[What the task requires]: Filter the records down to the lines that hold the word "will", and copy each of those lines.

[Supplied information]:
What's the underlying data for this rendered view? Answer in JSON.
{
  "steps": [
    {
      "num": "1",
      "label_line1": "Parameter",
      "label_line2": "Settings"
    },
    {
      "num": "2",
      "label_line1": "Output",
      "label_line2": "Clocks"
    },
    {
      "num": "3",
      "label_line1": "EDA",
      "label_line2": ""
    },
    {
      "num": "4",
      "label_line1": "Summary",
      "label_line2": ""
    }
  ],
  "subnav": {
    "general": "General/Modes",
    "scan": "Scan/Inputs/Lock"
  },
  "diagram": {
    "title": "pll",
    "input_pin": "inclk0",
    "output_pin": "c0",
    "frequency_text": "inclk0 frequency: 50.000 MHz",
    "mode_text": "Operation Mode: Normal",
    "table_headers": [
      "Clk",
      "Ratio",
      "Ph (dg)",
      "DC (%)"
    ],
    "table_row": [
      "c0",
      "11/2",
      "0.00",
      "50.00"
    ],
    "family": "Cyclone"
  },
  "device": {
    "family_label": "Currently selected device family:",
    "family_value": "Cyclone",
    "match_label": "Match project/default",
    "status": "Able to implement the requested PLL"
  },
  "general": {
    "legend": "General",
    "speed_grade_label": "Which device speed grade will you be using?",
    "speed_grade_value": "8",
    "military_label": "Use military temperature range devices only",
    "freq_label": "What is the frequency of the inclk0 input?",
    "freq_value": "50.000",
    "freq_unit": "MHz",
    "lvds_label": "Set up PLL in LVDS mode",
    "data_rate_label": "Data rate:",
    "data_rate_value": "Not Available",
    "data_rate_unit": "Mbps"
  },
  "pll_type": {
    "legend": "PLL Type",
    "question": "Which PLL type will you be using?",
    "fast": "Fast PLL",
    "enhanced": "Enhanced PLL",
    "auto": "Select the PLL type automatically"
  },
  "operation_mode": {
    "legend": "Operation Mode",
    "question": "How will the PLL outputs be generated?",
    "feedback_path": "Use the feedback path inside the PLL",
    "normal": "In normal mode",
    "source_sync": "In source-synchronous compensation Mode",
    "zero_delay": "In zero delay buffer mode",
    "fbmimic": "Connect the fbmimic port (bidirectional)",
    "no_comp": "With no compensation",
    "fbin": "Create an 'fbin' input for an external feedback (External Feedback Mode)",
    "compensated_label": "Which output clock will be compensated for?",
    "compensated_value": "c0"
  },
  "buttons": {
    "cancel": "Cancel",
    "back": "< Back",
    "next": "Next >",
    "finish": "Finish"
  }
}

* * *

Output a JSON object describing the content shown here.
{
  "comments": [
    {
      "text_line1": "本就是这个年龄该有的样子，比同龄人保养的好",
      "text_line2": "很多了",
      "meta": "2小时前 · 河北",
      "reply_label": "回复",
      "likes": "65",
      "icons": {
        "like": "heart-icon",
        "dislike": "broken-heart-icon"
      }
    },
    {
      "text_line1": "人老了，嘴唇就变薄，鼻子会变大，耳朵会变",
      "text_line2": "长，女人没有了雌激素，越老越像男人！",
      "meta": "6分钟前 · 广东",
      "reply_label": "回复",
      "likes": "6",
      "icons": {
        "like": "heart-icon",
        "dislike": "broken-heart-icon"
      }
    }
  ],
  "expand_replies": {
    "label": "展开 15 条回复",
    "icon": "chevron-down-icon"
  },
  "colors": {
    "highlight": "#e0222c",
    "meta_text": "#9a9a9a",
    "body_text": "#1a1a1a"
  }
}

[Exercise response]:
    "speed_grade_label": "Which device speed grade will you be using?",
    "question": "Which PLL type will you be using?",
    "question": "How will the PLL outputs be generated?",
    "compensated_label": "Which output clock will be compensated for?",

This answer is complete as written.